In an attempt to highlight how President Ma Ying-jeou’s (馬英九) policies have failed farmers, the Democratic Progressive Party (DPP) recently published an election campaign flyer showing fruits that have seen a glut in recent months. The flyer, designed in a “calendar” format, implied that Ma’s policies had resulted in farmers not even being able to cover their production costs.
The DPP was taken by surprise when their fruity flyer sparked the “war of the persimmons.” The war was over a picture that showed persimmons priced at NT$2 per jin (600g), but the persimmons in the picture were of a different — and higher- priced — variety than the DPP had intended.
With national and local elections less than a month away, it is only natural that the rival pan-blue and pan-green political camps will engage in mutual attack and defense tactics. What the public would like to know, however, is whether, after politicians and the media have devoted so many words and so much energy to the issue, anything will be done to resolve the demand and supply imbalance of farm produce or to save farmers from being exploited by middlemen.
A lack of balance between supply and demand is by no means exclusive to persimmons.

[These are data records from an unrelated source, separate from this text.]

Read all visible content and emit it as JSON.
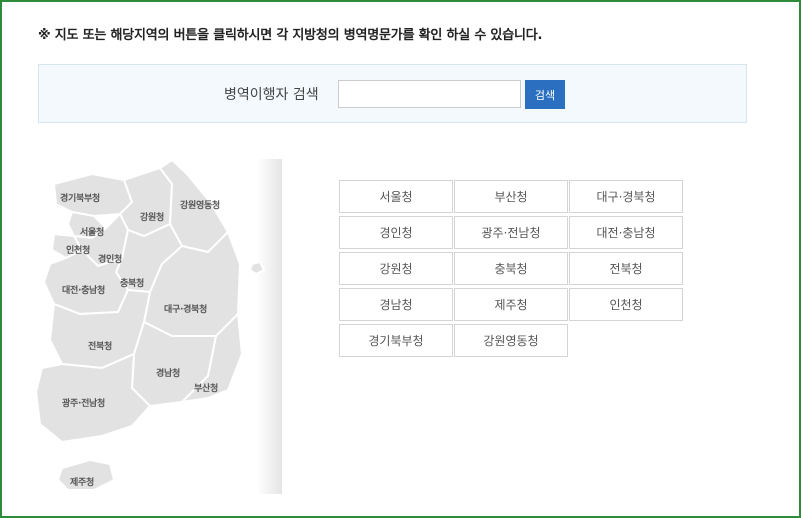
{
  "notice": "※ 지도 또는 해당지역의 버튼을 클릭하시면 각 지방청의 병역명문가를 확인 하실 수 있습니다.",
  "search": {
    "label": "병역이행자 검색",
    "value": "",
    "button_label": "검색"
  },
  "map": {
    "labels": [
      {
        "id": "gyeonggi-north",
        "text": "경기북부청"
      },
      {
        "id": "gangwon-yeongdong",
        "text": "강원영동청"
      },
      {
        "id": "gangwon",
        "text": "강원청"
      },
      {
        "id": "seoul",
        "text": "서울청"
      },
      {
        "id": "incheon",
        "text": "인천청"
      },
      {
        "id": "gyeongin",
        "text": "경인청"
      },
      {
        "id": "chungbuk",
        "text": "충북청"
      },
      {
        "id": "daejeon-chungnam",
        "text": "대전·충남청"
      },
      {
        "id": "daegu-gyeongbuk",
        "text": "대구·경북청"
      },
      {
        "id": "jeonbuk",
        "text": "전북청"
      },
      {
        "id": "gyeongnam",
        "text": "경남청"
      },
      {
        "id": "busan",
        "text": "부산청"
      },
      {
        "id": "gwangju-jeonnam",
        "text": "광주·전남청"
      },
      {
        "id": "jeju",
        "text": "제주청"
      }
    ],
    "fill_color": "#e2e2e2",
    "border_color": "#ffffff"
  },
  "offices": [
    "서울청",
    "부산청",
    "대구·경북청",
    "경인청",
    "광주·전남청",
    "대전·충남청",
    "강원청",
    "충북청",
    "전북청",
    "경남청",
    "제주청",
    "인천청",
    "경기북부청",
    "강원영동청"
  ],
  "colors": {
    "frame_border": "#2e8b3a",
    "search_bg": "#f3f9fc",
    "button_bg": "#2a6fc0"
  }
}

Memories of recent gluts of bananas, papayas, pomelos, various vegetables and other produce are still fresh in people’s minds. Whenever elections draw close, candidates are always vying to say how much they care about the supply-and-demand issue, but once they are over, agricultural issues simply fade out of sight.
This was what happened during the eight years the DPP was in power and during the many years in which the Chinese Nationalist Party (KMT) has been in office. Elected politicians never persist in trying to solve the problem. As a result, the mismatch of supply and demand is a nightmare that never stops haunting farmers.
There are many reasons for the consistent supply and demand imbalance in Taiwan, but the crux of the matter is that information about the production and sales of farm produce is not equally available to all who may need it. Farmers are generally poorly informed compared to wholesalers, who have ready access to information about market supply, demand and prices. This puts farmers at a distinct disadvantage in price bargaining. They often get ripped off, but they just have to put up with it.
Take the issue of milkfish farming, which is currently a focus of attention in Taiwan. Milkfish producers have long faced the problem of a poor distribution system. Wholesalers and transporters are able to adjust supply and demand for milkfish, so they decide the price. Most milkfish producers are families who operate on a small scale. They can hardly stand their ground against big wholesalers, so it is difficult for them to make a reasonable profit. This is the main reason why milkfish producers in Greater Tainan’s Syuejia District (學甲) have welcomed the politically motivated agreement signed by China to buy Taiwanese milkfish.
Unfortunately, the media have focused on China’s motives for signing the agreement — even though its conditions are very favorable to Taiwanese producers — and nobody seems to care very much about the difficulties that milkfish farmers have faced for so long.
Worse still, every time there has been a surplus of a product in recent years and it becomes hard to sell, the first thing the government does is turn to China’s huge consumer market. The government relies on China to fix the problem by buying up the product in question, thus providing relief for Taiwanese farmers and fishermen, but what the government has failed to do is confront the root of the problem and take advantage of opportunities to adjust the structure of Taiwanese agriculture.